The blend for the 2014 Creative Impulse is 56% Cabernet Sauvignon and 44% Merlot. Deep ruby in color with a complex bouquet of black cherry, cassis, mint, menthol, nutmeg, smoldering incense, and gravel. Multilayered, generous palate with an exquisite texture and a long finish. On the palate notes of black cherry, cassis, black plum, herbes de Provence, mint, tobacco, espresso, gravel, and baking spices. The vibrant, long finish echoes notes of cigar tobacco, leather, cassis, gravel, and herbes de Provence. Refreshing acidity, perfect balance, high palate concentration, and plush, elegant tannins suggest significant aging potential. This wine should reach maturity in 8-10 years, and properly cellared, this wine will gracefully evolve for 20+ years.
In January 2008, I went to my local wine store and bought a bottle of Owen Roe DuBrul Vineyard Cabernet Sauvignon.
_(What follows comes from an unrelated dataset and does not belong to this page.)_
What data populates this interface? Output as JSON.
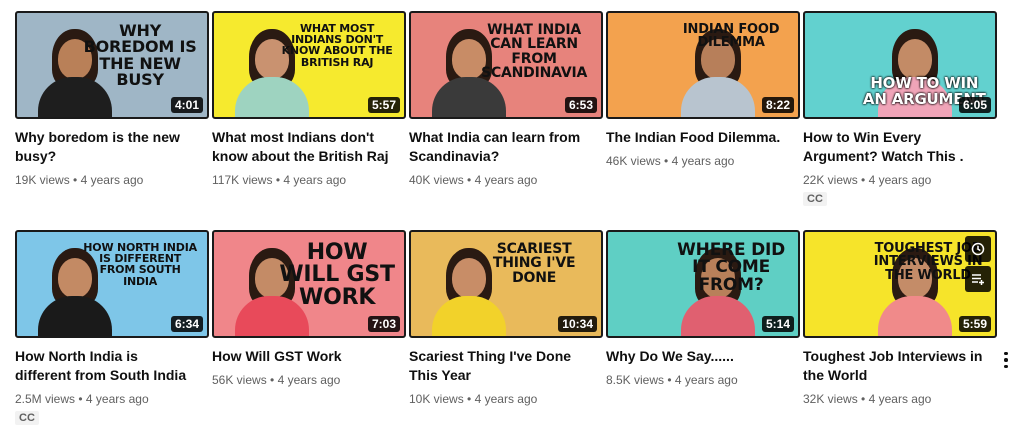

While I liked the wine, I thought that we could do better – to me, the potential of the fruit wasn’t fully realized. I don’t know why I felt this. I never had DuBrul Vineyard fruit before, and this wine was lovely. It was a visceral reaction – not based on any history of tasting DuBrul fruit or Owen Roe wines.
Up to this point, Billo and I had only made two wines, the 2007 QED and 2007 Prinicipia, and they were both going through malolactic fermentation – we had no idea how they would turn out. Perhaps it was hubris, but I was struck by what I perceived as untapped potential in this wine. So, I called Billo and told him that we needed to get DuBrul fruit. I told him we could make a great wine with it. He was in his second year of his Masters program in viticulture and enology at UC Davis, and as luck would have it, one of his classmates was Kerrie Shiels, daughter of the owners of DuBrul Vineyard, Dr. Hugh and Kathy Shiels. Through her, we got an invite to visit them for Easter Sunday.
I have fond memories of that Easter dinner. The Shiels were wonderful hosts. After tasting some of the DuBrul wines, I said to Dr. Shiels that we would love to get some DuBrul fruit for our production. He flashed a proud smile and said that his vineyard is highly allocated and there is no fruit to sell to us. A couple of days later, Dr. Shiels called Billo: You must have a guardian angel. Someone just canceled their allocation. Would you like some fruit?
Without even knowing which grape varieties were available, I asked Billo to get whatever we could. The varieties were Cabernet Sauvignon and Merlot. With it, we make Creative Impulse. The first Creative Impulse, the 2008, received a perfect rating from Rand Sealey (Review of Washington Wines) and remains one of my top three favorite wines we’ve made.
We have always been strong analytical thinkers and because of that we were pigeon-holed as “left-brain” types. As we got older, we realized that we have a creative side. We didn’t want to be pigeon-holed as “left-brain” any longer. As we developed a passion for wine, we also developed a passion for the creative process. At the intersection of these passions, a creative impulse was bred. Rasa Vineyards was born out of this creative impulse.